*Data for analysis*.
==============================

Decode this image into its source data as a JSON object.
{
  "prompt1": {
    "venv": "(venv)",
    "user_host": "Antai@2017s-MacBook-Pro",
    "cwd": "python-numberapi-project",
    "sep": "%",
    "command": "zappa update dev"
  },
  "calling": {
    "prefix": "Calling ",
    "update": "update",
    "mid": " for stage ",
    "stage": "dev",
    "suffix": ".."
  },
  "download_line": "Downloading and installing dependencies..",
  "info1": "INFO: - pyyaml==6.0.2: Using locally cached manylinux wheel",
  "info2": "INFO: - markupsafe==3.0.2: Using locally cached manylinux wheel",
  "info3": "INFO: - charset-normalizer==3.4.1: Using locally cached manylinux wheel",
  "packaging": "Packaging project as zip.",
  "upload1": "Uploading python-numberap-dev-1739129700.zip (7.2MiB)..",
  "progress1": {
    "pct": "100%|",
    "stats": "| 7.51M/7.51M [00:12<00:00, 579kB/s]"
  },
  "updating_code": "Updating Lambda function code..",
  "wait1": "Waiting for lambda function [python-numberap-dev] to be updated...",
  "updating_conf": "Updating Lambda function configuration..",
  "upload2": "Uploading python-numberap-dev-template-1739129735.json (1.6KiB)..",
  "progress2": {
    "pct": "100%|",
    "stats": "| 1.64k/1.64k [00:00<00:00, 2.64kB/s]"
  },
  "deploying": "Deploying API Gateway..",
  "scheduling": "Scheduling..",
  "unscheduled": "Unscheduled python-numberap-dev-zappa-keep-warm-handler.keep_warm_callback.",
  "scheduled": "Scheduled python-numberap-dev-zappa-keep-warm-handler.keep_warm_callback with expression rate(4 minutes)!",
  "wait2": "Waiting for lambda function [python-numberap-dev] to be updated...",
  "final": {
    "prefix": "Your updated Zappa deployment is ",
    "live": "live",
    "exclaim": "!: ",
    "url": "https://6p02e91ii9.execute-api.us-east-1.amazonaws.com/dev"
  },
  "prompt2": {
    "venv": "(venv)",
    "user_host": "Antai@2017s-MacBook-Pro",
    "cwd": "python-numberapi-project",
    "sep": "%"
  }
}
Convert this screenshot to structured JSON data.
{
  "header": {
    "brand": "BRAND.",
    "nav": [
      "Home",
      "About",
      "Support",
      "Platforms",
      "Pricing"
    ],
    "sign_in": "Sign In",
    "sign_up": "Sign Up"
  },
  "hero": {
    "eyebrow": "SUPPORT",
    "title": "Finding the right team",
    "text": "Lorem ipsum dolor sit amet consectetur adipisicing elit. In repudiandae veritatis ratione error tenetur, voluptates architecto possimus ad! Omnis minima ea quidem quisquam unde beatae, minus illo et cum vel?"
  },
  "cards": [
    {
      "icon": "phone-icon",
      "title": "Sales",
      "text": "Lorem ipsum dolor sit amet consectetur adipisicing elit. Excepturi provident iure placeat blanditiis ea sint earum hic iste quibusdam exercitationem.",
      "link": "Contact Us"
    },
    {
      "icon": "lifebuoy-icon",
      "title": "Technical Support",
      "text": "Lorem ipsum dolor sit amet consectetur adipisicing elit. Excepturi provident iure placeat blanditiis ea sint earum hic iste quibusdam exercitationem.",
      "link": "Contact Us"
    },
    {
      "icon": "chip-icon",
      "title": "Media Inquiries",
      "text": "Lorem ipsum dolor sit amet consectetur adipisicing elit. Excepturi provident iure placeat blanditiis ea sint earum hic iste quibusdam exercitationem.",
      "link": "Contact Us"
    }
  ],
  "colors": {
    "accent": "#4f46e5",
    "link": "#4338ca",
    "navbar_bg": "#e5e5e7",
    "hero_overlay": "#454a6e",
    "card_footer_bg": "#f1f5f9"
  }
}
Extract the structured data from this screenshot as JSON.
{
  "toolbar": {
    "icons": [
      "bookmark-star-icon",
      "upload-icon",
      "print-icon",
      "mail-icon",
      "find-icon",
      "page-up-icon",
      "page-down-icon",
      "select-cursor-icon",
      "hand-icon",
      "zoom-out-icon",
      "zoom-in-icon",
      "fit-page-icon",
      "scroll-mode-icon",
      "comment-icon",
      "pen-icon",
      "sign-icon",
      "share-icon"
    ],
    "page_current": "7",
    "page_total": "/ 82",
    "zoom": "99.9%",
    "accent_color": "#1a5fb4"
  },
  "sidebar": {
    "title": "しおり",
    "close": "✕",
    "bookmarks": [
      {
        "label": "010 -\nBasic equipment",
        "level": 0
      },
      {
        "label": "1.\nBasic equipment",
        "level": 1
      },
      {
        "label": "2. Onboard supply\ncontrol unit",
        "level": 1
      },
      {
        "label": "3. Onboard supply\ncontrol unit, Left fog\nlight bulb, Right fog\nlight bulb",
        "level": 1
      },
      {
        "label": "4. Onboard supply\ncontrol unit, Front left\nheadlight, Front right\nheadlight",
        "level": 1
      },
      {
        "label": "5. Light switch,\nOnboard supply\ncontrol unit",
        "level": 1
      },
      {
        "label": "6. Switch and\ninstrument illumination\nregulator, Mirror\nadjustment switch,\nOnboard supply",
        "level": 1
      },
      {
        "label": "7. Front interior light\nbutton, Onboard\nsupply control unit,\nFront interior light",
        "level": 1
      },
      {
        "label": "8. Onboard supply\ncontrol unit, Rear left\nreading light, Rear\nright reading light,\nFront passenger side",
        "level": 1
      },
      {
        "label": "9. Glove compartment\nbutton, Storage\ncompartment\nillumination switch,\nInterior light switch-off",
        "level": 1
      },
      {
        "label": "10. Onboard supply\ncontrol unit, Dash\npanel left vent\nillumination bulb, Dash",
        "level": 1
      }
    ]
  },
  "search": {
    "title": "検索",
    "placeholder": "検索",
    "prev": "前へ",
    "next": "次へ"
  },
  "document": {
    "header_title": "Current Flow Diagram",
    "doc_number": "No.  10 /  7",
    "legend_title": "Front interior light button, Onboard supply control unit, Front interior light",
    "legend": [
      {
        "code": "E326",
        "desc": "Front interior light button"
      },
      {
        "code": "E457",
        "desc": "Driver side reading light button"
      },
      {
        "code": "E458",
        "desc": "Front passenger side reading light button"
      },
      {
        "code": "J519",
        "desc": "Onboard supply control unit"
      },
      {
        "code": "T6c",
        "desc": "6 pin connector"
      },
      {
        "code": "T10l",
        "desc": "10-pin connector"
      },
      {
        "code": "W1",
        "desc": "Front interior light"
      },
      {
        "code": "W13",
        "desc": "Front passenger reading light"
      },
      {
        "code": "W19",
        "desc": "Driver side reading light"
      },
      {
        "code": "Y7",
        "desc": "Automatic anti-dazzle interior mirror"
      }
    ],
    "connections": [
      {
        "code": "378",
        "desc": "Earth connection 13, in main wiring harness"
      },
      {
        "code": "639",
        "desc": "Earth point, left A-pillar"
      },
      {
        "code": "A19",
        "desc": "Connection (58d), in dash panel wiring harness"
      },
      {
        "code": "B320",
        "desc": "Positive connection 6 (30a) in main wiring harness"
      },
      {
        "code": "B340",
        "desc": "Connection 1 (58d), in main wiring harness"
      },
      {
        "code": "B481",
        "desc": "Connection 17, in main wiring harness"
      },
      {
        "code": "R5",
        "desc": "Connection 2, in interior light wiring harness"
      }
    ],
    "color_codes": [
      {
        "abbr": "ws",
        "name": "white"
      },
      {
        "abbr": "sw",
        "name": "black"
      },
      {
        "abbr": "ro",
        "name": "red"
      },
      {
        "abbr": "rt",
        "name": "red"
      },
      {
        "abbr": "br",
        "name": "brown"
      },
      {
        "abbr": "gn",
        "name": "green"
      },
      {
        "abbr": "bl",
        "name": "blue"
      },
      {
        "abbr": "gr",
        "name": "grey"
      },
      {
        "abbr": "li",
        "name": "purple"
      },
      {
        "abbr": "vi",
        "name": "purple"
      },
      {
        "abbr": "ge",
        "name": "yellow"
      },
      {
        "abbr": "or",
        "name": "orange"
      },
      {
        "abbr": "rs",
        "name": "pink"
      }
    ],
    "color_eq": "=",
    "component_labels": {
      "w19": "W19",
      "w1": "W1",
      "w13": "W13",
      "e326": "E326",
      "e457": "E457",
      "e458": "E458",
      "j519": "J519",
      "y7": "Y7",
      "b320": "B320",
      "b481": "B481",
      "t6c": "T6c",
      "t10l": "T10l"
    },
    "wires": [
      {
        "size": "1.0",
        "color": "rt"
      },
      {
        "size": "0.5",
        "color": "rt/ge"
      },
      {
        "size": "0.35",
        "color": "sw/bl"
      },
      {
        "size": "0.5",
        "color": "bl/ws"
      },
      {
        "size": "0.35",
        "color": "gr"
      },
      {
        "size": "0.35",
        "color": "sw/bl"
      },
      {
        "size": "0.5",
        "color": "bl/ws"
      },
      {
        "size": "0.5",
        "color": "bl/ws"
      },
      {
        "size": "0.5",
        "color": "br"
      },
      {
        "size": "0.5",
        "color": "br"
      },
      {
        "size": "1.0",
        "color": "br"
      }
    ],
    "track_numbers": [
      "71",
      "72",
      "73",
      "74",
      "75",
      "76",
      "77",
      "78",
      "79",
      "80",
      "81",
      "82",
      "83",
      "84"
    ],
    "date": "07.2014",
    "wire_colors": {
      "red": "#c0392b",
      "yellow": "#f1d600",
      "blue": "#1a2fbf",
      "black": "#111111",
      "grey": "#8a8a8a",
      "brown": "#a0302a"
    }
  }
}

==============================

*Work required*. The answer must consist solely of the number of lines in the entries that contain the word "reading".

*Result of this task*. 5